Clinical stage pharmaceutical company Incannex Healthcare (ASX: IHL) has confirmed its drug candidate IHL-216A has been observed to have a strong neuroprotective effect in a widely known model of sports concussion.
The pre-clinical study used by Incannex was developed in collaboration with the US National Football League (NFL) to mimic the type of brain injury (concussion) that occurs in sports.
The study was organised to compare IHL-216A’s component parts (CBD and isoflurane) to IHL-216A, being the combination drug developed by IHL.
Conducted at Monash University’s Department of Neuroscience, the study compared six groups of 24 Sprague Dawley rats which were subject to scaled concussions using a custom built device to mimic collision mechanics similar to those experienced by NFL players.
The rats were tested in a Y-maze task, which assesses spatial memory by determining an animal’s ability to discriminate between a new and familiar arm of the Y structure.
One full day after injury, rats treated with IHL-216A were found to have no difference in discrimination index compared to uninjured animals.
In contrast, an injured group of 24 rodents treated with CBD alone only showed intermediate recovery performance in the Y-maze.
Findings from the study indicate any defects in spatial memory observed 24 hours following injury were restored in animals treated with IHL-216A.
The results further support the protective effects of IHL-216A in traumatic brain injury and expand upon an initial animal study conducted by Incannex in 2020.
In the 2020 study, Incannex observed that IHL-216A outperformed CBD alone by 53% for CA1 and 60% for CA2 parts of the brain, demonstrating less neuronal damage experienced by rodents relative to CBD.
These regions of the brain are known to be important in the formation and storage of memories.
Incannex has now commenced preparation of a pre-investigational new drug (IND) information package for meetings with the US Food and Drug Administration later this year.
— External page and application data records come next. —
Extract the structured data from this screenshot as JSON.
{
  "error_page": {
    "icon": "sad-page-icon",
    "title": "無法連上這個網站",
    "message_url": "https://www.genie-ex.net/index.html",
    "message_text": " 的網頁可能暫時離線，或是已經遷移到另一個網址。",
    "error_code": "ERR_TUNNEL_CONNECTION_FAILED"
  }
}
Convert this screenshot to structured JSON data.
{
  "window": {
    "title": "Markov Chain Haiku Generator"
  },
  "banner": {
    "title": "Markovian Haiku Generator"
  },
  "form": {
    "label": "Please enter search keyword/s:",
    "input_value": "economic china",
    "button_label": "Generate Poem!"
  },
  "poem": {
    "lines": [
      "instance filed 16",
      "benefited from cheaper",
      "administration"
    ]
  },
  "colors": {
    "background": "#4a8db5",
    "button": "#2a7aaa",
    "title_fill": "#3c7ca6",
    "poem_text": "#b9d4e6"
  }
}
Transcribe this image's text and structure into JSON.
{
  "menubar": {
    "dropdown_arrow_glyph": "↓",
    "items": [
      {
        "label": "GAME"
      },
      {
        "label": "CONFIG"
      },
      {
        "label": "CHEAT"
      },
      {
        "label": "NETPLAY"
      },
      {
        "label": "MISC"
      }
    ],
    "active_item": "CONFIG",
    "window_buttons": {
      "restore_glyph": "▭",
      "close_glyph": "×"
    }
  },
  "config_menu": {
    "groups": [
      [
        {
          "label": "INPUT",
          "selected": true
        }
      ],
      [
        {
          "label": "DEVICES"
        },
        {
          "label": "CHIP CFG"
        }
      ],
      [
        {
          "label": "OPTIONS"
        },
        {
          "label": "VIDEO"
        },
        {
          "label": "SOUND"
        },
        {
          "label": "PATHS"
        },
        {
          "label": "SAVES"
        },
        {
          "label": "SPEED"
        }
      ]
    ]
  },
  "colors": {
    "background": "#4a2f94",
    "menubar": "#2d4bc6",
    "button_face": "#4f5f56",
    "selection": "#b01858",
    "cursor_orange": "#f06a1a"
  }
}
Incannex chief scientific officer Dr Mark Bleackley said the study demonstrated the potential for IHL-216A to be a valuable drug in treating sports-related concussion.
“It is exciting that we have observed a neuroprotective effect for IHL-216A in an animal model, which replicates injuries observed in sports concussion… combining the results from our two animal studies indicates [this drug] has the potential to reduce the effects of traumatic brain injuries across the spectrum of injury severity,” he said.
“The data also gives us the confidence to proceed to clinical development, the first step of which is preparing for a pre-IND meeting with the FDA to get confirmation that our proposed clinical development strategy is acceptable.”
Football player brain study
According to a 2017 brain study, 99% of brains belonging to deceased NFL players and 91% of brains from college football players had various stages of chronic traumatic encephalopathy (CTE).
CTE is a progressive and fatal brain disease associated with repeated traumatic brain injuries including concussions and multiple blows to the head.
Symptoms of CTE include memory loss, confusion, impaired judgment, impulse control problems, aggression, depression and, eventually, progressive dementia.
No current treatments for prescription
Dr Bleackley said there are currently no post-concussion drug treatments which doctors can prescribe to sportspeople who experience concussion and traumatic brain injury.
“By reducing the secondary effects of the concussion, the introduction of IHL-216A as a treatment medication may see players return to the field sooner and lower their risk of ongoing concussion symptoms and CTE,” he said.
He said Incannex would target the use of IHL-216A in all forms of concussion and brain trauma, including falls and vehicle accidents.